It’s every business owner’s dilemma: should you hire permanent in-house employees or look to outsource certain tasks? Both has its pros and cons, of course. When you recruit in-house, you would usually offer them a fixed monthly salary, health and insurance benefits, and training and development. This is attractive to most employees as it gives them job security, and they’re less likely to leave.
One the major disadvantages to hiring for in-house recruitment is that it’s expensive. From their onboarding to the training to the government-mandated benefits, it would seem like the bulk of what you’re earning goes to salaries and benefits.
Pros and Cons of Outsourcing
For many small to medium businesses, outsourcing is sometimes the only route to take to keep the company running and would require minimal start-up fees.
- It costs less on overhead. This is especially true if you have an entirely remote workforce since you won’t have to rent an office space at all and it’s highly likely that you won’t have to invest in special equipment.
- You hire companies or freelancers that are experts in their field. Commonly, you’d be outsourcing either highly technical or tedious jobs. These are usually in the fields of content writing, IT, manufacturing, or project managements. But you could also look into outsourcing work with finance companies with monthly bookkeeping services or accounting and business-tax preparation services.
- Practically zero downtime. When you hire in-house, there’s a chance that workflows could fail, and projects could be delayed because of human error (or laziness). Hiring an outsourced company means that this is a business that will take care of you as a client. And when a company has a client-centric culture, you can be sure that you’ll be getting high-quality service.
- You can increase your profitability. With the money you save on overhead costs and on the time you need to do certain tasks, you can focus on strategizing ways you can sell to your market more effectively (though, you could also outsource this task to seasoned digital marketers).
- You need a more rigorous vetting process. Weeding out candidates for in-house positions can be challenging but applicants are easier to vouch for. There is still something to be said about in-person interviews that makes it easy to decipher body language and figure out falsehoods. With outsourcing, most of the time you only have the freelancer’s bio to base on. Unless you go with an experienced company, vetting a freelance candidate would mean you’d have to dig a little deeper.

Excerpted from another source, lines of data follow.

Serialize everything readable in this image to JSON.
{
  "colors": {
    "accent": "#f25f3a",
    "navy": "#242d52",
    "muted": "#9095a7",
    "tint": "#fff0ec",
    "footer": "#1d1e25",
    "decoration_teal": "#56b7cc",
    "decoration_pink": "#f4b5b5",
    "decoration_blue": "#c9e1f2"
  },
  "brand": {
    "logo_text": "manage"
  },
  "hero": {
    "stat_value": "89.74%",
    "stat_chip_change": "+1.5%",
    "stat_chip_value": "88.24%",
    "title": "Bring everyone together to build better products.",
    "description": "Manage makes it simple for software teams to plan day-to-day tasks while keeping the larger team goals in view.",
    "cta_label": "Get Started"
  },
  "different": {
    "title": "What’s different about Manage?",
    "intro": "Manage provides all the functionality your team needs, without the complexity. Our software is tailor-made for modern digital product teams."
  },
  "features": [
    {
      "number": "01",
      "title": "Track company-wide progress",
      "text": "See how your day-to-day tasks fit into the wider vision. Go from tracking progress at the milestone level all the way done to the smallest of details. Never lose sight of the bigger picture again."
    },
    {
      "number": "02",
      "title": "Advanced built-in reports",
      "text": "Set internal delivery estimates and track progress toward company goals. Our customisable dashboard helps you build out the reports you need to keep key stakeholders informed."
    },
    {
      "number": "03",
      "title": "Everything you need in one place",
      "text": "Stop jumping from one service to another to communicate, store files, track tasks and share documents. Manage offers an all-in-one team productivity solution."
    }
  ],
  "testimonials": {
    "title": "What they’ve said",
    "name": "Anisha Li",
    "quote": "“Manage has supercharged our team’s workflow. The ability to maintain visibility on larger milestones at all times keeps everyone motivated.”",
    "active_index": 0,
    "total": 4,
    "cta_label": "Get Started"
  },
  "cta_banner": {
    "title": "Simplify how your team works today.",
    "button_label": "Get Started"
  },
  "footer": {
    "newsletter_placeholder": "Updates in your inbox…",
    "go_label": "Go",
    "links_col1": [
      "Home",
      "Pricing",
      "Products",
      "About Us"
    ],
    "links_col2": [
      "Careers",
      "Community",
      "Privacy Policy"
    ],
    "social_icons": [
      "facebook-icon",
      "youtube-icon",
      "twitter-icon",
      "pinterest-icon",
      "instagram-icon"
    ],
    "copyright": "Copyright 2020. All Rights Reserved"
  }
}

- You’d need better protections on your intellectual property. This is particularly important if you’re in publishing. Hiring ghost writers to write your eBook is already risky enough, but now there’s the added layer of them possibly stealing your idea and your work. Make sure you have an iron-clad contract when you outsource to professionals in the creative and IT field.
- You would need to be a good communicator. As a businessperson, you would know how challenging it is to please a client who can’t tell you what they want. These clients would normally just say they don’t like something but would not be able to tell you how they would want it to be improved. Similarly, you would need to be able to tell your outsourced hire exactly what it is that you want to lessen your back and forth exchanges.
As a business owner, your primary goal is to ensure that you keep your expenses low and your profits high. Using the right combination of in-house employees and outsourced freelancers would guarantee that you reach your goals.